Activity >>
From the entries below, please gather each line containing the string "true".

--- START ---

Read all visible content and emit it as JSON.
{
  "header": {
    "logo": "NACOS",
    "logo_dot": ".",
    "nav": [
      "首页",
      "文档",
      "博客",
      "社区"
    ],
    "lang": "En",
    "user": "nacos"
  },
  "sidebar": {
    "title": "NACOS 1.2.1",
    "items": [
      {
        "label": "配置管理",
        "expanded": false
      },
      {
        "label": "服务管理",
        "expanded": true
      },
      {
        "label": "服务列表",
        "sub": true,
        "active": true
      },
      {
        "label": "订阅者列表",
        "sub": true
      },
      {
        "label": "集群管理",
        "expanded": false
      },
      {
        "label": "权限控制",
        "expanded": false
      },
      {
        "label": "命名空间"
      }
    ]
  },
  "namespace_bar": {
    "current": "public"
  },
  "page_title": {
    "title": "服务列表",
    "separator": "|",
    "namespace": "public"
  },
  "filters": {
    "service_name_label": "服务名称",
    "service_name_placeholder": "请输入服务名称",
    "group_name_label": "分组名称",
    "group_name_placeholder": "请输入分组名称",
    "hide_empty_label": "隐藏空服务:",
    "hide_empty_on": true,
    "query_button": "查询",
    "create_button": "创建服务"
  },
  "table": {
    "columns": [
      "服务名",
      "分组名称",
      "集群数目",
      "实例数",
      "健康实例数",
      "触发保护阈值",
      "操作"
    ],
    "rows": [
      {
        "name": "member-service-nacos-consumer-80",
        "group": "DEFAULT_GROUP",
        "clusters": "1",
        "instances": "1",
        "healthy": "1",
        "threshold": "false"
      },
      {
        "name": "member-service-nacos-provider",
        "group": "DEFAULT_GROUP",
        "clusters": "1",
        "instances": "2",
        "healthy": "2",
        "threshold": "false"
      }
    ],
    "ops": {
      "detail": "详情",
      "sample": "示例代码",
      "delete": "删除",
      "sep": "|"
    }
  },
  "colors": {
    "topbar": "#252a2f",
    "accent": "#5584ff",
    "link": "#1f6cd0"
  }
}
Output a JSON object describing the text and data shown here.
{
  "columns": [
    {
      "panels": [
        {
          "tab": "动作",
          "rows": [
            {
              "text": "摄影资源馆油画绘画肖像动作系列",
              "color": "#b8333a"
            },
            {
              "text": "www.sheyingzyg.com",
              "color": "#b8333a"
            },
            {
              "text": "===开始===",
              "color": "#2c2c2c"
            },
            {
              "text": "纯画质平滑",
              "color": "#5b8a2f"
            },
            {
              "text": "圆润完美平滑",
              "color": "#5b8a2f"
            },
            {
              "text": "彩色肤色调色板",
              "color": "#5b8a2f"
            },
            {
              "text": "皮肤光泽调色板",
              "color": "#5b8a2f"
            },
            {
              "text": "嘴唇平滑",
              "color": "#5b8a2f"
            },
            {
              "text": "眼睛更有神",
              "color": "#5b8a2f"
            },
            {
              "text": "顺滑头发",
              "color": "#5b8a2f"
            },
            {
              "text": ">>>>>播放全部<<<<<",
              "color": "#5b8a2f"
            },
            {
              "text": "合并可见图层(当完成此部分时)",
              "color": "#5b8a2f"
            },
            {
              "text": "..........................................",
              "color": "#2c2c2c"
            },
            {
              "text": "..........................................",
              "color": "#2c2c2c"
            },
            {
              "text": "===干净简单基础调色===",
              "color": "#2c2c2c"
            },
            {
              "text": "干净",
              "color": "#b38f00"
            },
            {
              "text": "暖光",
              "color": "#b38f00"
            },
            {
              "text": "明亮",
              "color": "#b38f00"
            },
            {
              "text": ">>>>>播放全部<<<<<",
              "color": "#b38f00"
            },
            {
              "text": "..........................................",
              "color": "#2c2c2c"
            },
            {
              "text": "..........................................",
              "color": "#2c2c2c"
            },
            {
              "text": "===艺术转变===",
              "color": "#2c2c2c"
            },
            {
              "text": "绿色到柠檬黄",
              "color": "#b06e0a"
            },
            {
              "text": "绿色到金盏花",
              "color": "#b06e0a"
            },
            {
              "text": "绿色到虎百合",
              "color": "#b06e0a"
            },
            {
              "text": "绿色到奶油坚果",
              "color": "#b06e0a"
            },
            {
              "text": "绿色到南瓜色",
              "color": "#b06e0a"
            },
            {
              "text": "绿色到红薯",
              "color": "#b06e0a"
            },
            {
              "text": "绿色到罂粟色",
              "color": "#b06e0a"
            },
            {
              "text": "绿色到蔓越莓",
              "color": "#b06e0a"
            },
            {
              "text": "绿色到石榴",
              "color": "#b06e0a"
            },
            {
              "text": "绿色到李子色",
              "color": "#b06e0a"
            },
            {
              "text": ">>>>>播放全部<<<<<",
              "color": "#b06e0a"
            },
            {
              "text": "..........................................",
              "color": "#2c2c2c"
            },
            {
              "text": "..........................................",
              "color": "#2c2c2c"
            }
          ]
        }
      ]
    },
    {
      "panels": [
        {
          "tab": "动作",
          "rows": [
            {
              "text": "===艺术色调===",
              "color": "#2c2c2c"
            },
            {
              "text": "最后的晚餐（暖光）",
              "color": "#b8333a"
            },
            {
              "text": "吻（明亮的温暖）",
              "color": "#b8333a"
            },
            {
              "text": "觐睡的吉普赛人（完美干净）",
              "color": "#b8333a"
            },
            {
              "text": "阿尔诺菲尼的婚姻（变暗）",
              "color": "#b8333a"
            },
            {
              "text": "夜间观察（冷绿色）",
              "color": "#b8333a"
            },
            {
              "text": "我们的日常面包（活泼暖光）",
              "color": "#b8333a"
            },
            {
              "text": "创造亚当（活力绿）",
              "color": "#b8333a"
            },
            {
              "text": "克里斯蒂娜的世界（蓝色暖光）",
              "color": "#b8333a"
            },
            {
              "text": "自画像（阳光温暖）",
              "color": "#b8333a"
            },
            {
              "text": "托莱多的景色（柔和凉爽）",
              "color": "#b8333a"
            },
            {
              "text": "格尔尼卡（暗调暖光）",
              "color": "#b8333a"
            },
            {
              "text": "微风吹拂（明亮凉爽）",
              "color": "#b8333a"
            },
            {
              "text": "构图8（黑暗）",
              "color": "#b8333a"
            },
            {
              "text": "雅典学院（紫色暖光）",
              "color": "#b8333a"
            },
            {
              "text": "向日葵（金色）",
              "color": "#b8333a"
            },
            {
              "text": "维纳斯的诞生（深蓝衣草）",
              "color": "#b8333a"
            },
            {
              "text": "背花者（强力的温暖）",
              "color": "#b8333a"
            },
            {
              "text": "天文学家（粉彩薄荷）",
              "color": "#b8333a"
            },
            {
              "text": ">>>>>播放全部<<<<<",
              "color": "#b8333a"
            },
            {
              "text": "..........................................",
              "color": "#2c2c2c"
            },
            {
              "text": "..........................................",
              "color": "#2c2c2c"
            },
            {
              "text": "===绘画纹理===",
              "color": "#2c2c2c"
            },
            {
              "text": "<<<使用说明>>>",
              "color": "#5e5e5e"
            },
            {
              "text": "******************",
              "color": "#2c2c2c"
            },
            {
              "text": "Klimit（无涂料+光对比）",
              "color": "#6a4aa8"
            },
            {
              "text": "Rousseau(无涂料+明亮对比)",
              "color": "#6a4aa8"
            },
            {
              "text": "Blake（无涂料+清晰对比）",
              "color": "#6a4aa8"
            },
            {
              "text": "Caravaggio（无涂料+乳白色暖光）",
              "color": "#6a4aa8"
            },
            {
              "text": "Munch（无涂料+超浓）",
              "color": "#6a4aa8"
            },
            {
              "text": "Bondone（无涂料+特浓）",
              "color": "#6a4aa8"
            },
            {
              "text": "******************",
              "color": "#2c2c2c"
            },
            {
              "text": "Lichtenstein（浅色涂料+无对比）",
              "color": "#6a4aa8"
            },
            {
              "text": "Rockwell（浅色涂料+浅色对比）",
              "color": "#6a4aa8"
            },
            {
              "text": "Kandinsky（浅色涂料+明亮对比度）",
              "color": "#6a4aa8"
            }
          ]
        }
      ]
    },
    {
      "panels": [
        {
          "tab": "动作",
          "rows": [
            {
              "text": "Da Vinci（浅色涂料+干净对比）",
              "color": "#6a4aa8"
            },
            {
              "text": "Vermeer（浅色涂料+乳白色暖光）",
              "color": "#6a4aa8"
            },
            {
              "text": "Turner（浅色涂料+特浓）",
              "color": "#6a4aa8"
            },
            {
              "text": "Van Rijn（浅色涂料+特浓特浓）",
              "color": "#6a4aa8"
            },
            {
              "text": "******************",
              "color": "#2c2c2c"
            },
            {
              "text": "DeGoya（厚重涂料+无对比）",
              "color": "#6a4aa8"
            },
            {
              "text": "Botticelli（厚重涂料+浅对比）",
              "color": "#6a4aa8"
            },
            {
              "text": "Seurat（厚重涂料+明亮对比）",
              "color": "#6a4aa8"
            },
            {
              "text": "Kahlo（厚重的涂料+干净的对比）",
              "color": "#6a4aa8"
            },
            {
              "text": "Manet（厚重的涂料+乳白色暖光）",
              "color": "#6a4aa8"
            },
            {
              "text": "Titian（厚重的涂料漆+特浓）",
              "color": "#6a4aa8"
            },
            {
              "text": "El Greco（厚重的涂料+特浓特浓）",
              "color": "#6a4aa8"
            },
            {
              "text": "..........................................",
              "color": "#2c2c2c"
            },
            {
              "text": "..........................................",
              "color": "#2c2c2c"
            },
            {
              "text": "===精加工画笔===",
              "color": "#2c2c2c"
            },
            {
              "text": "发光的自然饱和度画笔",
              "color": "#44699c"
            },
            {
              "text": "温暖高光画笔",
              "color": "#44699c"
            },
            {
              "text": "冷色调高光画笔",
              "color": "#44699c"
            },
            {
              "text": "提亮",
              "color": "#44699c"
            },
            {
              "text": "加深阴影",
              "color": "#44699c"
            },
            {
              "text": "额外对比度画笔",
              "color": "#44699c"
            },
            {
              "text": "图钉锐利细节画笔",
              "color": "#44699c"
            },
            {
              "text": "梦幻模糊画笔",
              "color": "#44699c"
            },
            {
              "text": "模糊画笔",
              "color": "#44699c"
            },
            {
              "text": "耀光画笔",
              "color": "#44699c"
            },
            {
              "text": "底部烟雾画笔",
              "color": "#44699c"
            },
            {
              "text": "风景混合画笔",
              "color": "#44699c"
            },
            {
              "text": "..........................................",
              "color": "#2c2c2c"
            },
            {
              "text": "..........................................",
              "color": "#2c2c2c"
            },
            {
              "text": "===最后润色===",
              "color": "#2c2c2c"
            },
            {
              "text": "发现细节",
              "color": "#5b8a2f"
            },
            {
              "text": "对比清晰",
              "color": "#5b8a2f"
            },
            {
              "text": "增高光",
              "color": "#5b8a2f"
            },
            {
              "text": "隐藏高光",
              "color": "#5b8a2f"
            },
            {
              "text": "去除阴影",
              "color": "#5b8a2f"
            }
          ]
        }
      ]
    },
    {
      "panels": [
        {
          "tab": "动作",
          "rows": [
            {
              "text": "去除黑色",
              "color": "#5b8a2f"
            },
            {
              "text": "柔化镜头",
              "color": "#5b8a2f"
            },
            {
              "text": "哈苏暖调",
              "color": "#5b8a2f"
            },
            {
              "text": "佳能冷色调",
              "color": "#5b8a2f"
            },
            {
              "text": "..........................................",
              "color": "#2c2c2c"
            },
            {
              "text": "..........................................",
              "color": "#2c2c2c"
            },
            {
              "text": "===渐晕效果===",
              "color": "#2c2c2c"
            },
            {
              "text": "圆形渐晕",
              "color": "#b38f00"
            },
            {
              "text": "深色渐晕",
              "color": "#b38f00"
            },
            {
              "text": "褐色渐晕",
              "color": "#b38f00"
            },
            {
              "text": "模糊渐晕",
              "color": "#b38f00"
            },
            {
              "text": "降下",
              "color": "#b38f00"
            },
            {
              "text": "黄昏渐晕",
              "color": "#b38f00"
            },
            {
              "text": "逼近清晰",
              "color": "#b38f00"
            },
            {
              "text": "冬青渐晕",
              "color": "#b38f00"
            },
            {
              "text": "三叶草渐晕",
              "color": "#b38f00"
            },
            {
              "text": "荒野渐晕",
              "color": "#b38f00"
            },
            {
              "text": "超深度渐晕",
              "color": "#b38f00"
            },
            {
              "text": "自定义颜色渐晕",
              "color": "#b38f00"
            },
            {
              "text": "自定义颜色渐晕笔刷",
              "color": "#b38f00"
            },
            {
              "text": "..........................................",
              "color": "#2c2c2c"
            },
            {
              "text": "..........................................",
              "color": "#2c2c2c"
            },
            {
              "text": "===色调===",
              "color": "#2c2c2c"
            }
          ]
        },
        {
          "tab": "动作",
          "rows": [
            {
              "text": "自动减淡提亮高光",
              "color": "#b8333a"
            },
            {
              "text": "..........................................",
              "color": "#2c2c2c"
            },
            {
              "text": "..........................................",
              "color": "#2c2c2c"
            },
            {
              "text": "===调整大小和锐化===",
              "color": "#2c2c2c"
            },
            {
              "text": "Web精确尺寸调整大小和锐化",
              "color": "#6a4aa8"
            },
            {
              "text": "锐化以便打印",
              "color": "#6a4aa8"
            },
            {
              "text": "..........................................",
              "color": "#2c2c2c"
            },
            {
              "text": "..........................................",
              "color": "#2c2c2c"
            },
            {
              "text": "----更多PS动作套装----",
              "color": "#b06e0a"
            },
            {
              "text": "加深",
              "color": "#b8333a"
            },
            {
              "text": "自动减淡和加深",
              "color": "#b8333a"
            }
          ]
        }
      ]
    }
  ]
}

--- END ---

Response area >>
        "expanded": true
        "sub": true,
        "active": true
        "sub": true
    "hide_empty_on": true,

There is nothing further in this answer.